Barbara Kent: “I really didn’t know what I wanted to do with my life, but being an actress was not it.”
—The Sound of Silence, by Michael Ankerich.
Barbara Kent, b. Barbara Cloutman, who passed away a few weeks ago, was one of the last surviving movie stars—Mickey Rooney, ailing and frail might be the last—who worked in the golden era of silent movies and then made the transition to sound.
She was a reluctant actress, a star whose light shined quite briefly, and then with exquisite sanity, she stepped out of the limelight and into the embrace of private life and marriage.
In 1925 Kent won the Miss Hollywood beauty pageant. Apparently, her parents pushed her to enter the contest. Thus, from the very beginning, Barbara was playing a role she neither sought nor desired. Though she had no acting experience Universal offered the tiny—she was under five feet tall—baby-faced, 17 year-old beauty queen a contract.

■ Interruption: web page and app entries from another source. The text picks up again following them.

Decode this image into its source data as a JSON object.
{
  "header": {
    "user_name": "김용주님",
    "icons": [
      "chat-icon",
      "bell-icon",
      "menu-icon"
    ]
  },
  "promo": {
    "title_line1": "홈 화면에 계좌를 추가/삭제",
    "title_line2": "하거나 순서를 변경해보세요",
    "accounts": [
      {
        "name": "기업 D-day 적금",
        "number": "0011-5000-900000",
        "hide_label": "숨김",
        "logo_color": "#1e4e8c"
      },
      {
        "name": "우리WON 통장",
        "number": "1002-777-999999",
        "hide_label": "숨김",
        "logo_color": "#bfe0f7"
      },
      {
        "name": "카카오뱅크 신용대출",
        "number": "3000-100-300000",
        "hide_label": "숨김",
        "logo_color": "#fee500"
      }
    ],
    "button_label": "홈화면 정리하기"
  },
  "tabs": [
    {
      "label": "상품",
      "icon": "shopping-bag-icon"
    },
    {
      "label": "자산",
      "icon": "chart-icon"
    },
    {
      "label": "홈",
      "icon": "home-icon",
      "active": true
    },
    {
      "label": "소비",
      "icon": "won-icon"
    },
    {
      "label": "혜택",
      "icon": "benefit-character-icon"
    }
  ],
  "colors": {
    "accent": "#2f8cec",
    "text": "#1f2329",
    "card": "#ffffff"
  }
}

In 1926, Kent was cast in ”Flesh and the Devil” (1926) as a young women in love with the dashing John Gilbert who has eyes only for the heartless vamp Greta Garbo. Garbo gets all the loving close-ups, but I’ve always felt that Kent was far more attractive and desirable than the remote and narcissistic Garbo.